> _Entries shown_:
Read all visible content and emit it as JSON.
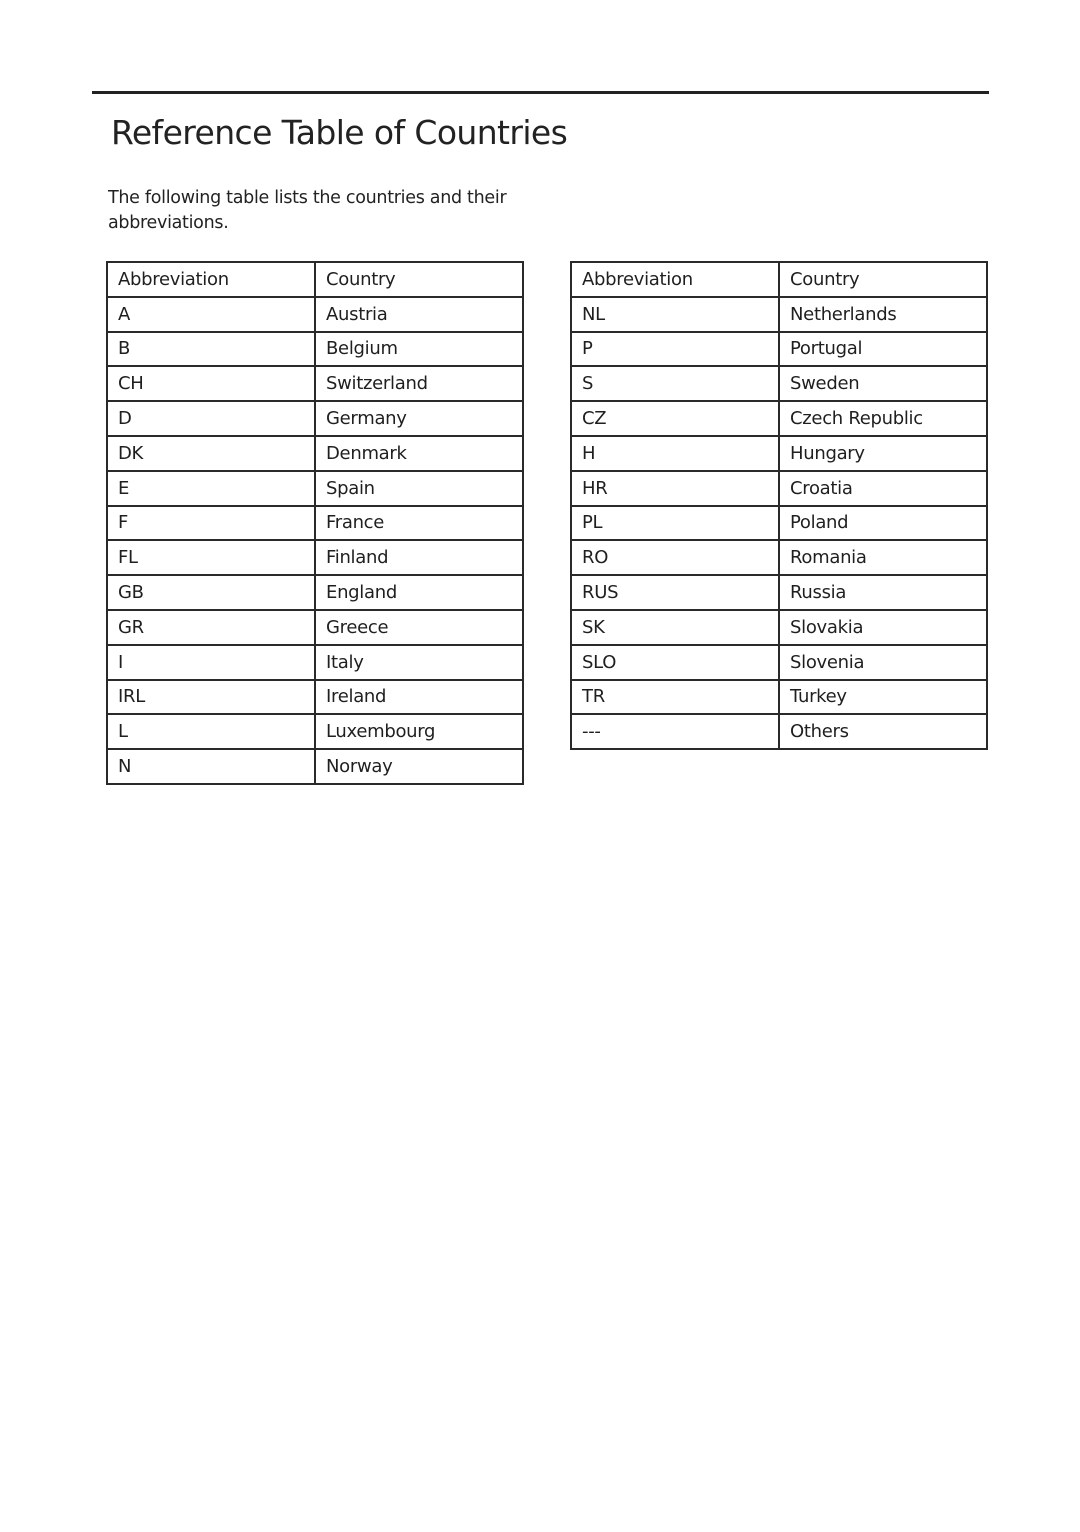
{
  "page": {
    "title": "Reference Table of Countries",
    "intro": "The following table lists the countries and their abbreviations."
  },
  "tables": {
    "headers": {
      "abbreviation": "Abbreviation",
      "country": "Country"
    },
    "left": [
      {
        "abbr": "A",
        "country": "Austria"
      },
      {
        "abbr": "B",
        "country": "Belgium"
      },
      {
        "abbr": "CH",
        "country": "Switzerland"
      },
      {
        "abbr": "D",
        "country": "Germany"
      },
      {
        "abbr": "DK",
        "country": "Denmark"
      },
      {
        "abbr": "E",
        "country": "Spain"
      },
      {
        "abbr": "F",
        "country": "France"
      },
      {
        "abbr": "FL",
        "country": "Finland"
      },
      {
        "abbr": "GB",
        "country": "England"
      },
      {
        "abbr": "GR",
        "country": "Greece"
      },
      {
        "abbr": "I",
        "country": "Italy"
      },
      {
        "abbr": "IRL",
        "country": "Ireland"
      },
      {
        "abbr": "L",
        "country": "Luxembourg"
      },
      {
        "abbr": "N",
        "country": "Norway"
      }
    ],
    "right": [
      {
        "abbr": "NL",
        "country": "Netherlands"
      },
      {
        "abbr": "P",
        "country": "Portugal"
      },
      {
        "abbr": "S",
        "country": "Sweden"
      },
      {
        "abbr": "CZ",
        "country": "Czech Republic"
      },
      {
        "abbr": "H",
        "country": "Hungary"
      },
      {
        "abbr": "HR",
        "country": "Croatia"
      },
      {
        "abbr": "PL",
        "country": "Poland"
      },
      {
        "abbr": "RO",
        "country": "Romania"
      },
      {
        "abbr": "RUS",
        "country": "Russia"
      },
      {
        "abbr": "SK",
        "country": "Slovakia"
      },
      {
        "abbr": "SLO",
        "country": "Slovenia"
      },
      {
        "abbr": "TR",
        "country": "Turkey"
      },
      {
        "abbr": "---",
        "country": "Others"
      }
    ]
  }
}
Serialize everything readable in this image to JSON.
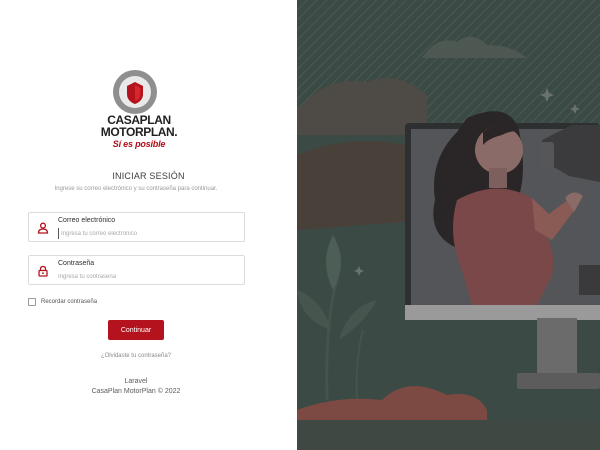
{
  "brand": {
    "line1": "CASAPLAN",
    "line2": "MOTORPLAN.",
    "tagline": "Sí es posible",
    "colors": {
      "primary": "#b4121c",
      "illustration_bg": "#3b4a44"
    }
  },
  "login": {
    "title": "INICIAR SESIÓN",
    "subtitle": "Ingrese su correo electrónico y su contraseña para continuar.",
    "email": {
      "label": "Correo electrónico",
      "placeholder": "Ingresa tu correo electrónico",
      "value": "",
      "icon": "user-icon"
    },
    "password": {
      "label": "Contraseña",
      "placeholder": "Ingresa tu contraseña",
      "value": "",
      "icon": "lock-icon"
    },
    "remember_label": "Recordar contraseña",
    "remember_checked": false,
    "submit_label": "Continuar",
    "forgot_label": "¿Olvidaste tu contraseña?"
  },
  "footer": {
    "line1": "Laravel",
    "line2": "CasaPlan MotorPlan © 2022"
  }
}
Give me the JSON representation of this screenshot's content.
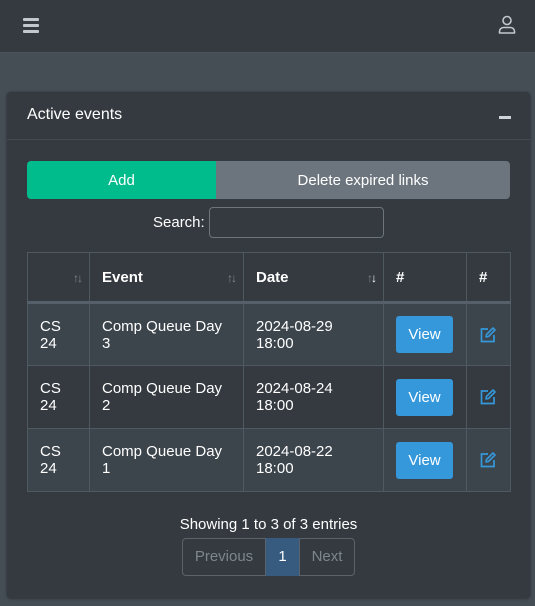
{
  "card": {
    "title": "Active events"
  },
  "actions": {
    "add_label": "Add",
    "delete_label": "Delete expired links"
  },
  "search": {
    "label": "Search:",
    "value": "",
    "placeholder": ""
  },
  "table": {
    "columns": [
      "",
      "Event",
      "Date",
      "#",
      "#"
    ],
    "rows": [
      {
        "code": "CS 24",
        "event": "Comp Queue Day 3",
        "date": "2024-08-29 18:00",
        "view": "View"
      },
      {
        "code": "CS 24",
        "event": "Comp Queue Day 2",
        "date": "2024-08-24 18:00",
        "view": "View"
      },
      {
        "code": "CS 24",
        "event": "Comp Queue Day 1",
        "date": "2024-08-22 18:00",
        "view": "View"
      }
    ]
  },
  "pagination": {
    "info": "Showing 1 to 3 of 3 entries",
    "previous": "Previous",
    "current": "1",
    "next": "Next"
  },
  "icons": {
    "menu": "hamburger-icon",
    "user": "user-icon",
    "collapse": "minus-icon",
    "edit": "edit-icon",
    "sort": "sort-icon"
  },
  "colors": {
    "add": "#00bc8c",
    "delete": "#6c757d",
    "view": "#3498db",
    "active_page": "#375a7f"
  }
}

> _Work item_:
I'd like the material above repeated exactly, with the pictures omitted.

> _Written reply_:
Read all visible content and emit it as JSON.
{
  "page": {
    "title": "Reference Table of Countries",
    "intro": "The following table lists the countries and their abbreviations."
  },
  "tables": {
    "headers": {
      "abbreviation": "Abbreviation",
      "country": "Country"
    },
    "left": [
      {
        "abbr": "A",
        "country": "Austria"
      },
      {
        "abbr": "B",
        "country": "Belgium"
      },
      {
        "abbr": "CH",
        "country": "Switzerland"
      },
      {
        "abbr": "D",
        "country": "Germany"
      },
      {
        "abbr": "DK",
        "country": "Denmark"
      },
      {
        "abbr": "E",
        "country": "Spain"
      },
      {
        "abbr": "F",
        "country": "France"
      },
      {
        "abbr": "FL",
        "country": "Finland"
      },
      {
        "abbr": "GB",
        "country": "England"
      },
      {
        "abbr": "GR",
        "country": "Greece"
      },
      {
        "abbr": "I",
        "country": "Italy"
      },
      {
        "abbr": "IRL",
        "country": "Ireland"
      },
      {
        "abbr": "L",
        "country": "Luxembourg"
      },
      {
        "abbr": "N",
        "country": "Norway"
      }
    ],
    "right": [
      {
        "abbr": "NL",
        "country": "Netherlands"
      },
      {
        "abbr": "P",
        "country": "Portugal"
      },
      {
        "abbr": "S",
        "country": "Sweden"
      },
      {
        "abbr": "CZ",
        "country": "Czech Republic"
      },
      {
        "abbr": "H",
        "country": "Hungary"
      },
      {
        "abbr": "HR",
        "country": "Croatia"
      },
      {
        "abbr": "PL",
        "country": "Poland"
      },
      {
        "abbr": "RO",
        "country": "Romania"
      },
      {
        "abbr": "RUS",
        "country": "Russia"
      },
      {
        "abbr": "SK",
        "country": "Slovakia"
      },
      {
        "abbr": "SLO",
        "country": "Slovenia"
      },
      {
        "abbr": "TR",
        "country": "Turkey"
      },
      {
        "abbr": "---",
        "country": "Others"
      }
    ]
  }
}
Serialize everything readable in this image to JSON.
{
  "brand": {
    "line1": "CASAPLAN",
    "line2": "MOTORPLAN.",
    "tagline": "Sí es posible",
    "colors": {
      "primary": "#b4121c",
      "illustration_bg": "#3b4a44"
    }
  },
  "login": {
    "title": "INICIAR SESIÓN",
    "subtitle": "Ingrese su correo electrónico y su contraseña para continuar.",
    "email": {
      "label": "Correo electrónico",
      "placeholder": "Ingresa tu correo electrónico",
      "value": "",
      "icon": "user-icon"
    },
    "password": {
      "label": "Contraseña",
      "placeholder": "Ingresa tu contraseña",
      "value": "",
      "icon": "lock-icon"
    },
    "remember_label": "Recordar contraseña",
    "remember_checked": false,
    "submit_label": "Continuar",
    "forgot_label": "¿Olvidaste tu contraseña?"
  },
  "footer": {
    "line1": "Laravel",
    "line2": "CasaPlan MotorPlan © 2022"
  }
}
Give me the JSON representation of this screenshot's content.
{
  "card": {
    "title": "Active events"
  },
  "actions": {
    "add_label": "Add",
    "delete_label": "Delete expired links"
  },
  "search": {
    "label": "Search:",
    "value": "",
    "placeholder": ""
  },
  "table": {
    "columns": [
      "",
      "Event",
      "Date",
      "#",
      "#"
    ],
    "rows": [
      {
        "code": "CS 24",
        "event": "Comp Queue Day 3",
        "date": "2024-08-29 18:00",
        "view": "View"
      },
      {
        "code": "CS 24",
        "event": "Comp Queue Day 2",
        "date": "2024-08-24 18:00",
        "view": "View"
      },
      {
        "code": "CS 24",
        "event": "Comp Queue Day 1",
        "date": "2024-08-22 18:00",
        "view": "View"
      }
    ]
  },
  "pagination": {
    "info": "Showing 1 to 3 of 3 entries",
    "previous": "Previous",
    "current": "1",
    "next": "Next"
  },
  "icons": {
    "menu": "hamburger-icon",
    "user": "user-icon",
    "collapse": "minus-icon",
    "edit": "edit-icon",
    "sort": "sort-icon"
  },
  "colors": {
    "add": "#00bc8c",
    "delete": "#6c757d",
    "view": "#3498db",
    "active_page": "#375a7f"
  }
}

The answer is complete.